Marzano (2009) provided a list of methods that targeted methods to provide a deeper understanding of novel vocabulary words to increase both receptive and expressive language skills. One of the most important methods involved having “students construct a picture, pictograph or symbolic representation of the word.” InferCabulary Pro not only emphasizes this particular aspect of vocabulary but takes it to another level by providing contexts associated with the pictures through captions and has interactive games that reinforce a word’s meaning.

As a speech-language pathologist who often incorporates vocabulary goals into her sessions, visuals are an important component of vocabulary learning particularly for students with language disorders. Visuals take away the language component that would normally be associated with a word and its definition. InferCabulary Pro provides a visually exciting means of accessing and inferring meaning of words commonly found in the curriculum.

Marzano, R. J. (2009). The art and science of teaching: Six steps to better vocabulary instruction. Educational leadership67(1), 83-84.
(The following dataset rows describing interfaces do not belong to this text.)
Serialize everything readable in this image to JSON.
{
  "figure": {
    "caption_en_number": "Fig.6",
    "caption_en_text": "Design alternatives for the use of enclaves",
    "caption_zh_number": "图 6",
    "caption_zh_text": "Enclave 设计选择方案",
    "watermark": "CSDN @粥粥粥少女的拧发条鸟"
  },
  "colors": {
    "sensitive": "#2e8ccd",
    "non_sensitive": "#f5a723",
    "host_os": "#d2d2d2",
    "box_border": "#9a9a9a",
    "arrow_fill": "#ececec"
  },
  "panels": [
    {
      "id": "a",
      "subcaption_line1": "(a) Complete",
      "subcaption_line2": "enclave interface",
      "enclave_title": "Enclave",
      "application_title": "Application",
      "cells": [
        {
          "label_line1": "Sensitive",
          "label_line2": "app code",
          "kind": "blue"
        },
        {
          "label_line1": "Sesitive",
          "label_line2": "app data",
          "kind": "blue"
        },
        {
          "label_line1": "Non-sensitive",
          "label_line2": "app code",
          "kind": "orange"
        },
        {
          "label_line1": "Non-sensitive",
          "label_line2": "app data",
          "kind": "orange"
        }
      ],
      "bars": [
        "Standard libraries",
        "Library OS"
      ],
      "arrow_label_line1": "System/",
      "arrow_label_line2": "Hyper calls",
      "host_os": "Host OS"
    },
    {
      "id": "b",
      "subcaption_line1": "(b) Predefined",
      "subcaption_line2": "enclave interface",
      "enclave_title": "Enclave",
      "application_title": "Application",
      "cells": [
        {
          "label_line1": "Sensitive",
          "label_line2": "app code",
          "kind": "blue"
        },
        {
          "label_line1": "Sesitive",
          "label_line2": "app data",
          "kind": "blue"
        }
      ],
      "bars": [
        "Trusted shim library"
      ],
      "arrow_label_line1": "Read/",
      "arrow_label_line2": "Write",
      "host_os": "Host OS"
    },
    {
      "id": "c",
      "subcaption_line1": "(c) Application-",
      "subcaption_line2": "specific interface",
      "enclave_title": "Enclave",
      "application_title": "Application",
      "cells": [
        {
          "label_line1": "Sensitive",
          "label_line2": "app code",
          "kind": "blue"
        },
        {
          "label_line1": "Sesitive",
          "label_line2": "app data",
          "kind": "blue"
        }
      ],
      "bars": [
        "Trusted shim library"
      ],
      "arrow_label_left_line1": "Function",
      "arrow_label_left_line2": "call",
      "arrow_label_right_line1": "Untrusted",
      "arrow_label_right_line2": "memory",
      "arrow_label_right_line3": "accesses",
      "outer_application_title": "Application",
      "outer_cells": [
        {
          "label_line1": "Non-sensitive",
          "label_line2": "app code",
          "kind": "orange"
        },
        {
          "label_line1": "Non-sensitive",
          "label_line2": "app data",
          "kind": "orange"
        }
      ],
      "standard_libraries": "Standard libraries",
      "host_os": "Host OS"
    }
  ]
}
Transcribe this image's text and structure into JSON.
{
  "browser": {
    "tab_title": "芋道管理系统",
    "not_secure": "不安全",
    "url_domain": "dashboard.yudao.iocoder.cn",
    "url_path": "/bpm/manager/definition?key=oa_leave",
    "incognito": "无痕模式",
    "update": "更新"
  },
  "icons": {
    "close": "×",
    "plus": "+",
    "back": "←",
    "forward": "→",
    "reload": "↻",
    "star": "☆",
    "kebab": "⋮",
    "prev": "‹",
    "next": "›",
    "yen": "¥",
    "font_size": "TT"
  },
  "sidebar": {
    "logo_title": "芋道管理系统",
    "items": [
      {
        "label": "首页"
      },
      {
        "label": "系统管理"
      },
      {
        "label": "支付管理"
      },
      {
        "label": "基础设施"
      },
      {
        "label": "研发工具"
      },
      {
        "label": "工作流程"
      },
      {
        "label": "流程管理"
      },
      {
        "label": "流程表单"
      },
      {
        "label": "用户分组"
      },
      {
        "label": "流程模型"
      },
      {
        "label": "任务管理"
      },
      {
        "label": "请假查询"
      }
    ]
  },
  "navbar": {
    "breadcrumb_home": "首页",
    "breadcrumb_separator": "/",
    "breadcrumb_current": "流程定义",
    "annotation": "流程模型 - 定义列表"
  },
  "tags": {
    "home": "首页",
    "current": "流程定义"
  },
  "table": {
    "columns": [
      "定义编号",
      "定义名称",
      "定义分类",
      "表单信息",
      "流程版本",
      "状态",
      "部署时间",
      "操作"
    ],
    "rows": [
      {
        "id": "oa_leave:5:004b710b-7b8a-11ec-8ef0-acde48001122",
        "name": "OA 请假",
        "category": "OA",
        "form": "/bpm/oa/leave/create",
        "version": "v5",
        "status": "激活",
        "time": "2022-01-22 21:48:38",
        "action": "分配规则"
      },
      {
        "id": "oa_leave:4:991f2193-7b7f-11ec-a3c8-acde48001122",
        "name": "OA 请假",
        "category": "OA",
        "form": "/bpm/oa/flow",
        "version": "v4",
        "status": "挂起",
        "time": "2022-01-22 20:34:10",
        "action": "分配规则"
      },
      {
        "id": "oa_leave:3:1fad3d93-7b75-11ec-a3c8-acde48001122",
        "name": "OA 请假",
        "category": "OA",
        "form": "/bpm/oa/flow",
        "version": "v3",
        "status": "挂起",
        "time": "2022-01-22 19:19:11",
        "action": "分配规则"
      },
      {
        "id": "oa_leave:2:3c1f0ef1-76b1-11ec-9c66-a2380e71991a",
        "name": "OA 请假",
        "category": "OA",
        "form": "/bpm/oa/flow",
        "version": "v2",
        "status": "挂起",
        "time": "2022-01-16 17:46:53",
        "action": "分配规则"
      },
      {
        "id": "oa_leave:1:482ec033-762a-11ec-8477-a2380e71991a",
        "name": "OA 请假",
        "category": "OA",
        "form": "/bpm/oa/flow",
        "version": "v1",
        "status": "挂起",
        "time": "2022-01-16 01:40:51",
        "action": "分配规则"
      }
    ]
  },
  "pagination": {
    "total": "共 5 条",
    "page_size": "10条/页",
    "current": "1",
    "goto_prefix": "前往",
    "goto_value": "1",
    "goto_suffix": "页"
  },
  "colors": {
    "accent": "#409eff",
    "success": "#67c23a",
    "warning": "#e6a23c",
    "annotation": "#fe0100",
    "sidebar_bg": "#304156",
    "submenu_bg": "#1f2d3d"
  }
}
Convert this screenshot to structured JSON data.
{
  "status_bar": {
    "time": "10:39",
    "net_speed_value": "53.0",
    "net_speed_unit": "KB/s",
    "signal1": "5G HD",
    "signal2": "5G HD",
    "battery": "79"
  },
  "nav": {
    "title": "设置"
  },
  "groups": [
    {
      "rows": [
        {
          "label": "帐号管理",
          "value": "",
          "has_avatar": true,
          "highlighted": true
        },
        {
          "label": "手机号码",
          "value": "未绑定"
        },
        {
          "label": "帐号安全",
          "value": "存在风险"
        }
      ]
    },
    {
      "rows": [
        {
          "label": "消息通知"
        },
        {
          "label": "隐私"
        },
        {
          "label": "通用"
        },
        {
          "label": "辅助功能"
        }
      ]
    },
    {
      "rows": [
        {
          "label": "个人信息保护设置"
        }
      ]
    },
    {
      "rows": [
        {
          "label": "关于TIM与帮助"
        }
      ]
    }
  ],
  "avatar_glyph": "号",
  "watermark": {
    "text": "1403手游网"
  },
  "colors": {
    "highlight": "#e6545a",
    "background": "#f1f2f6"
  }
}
Wise, J. C., Sevcik, R. A., Morris, R. D., Lovett, M. W., & Wolf, M. (2007). The relationship among receptive and expressive vocabulary, listening comprehension, pre-reading skills, word identification skills, and reading comprehension by children with reading disabilities. Journal of Speech, Language, and Hearing Research50(4), 1093-1109.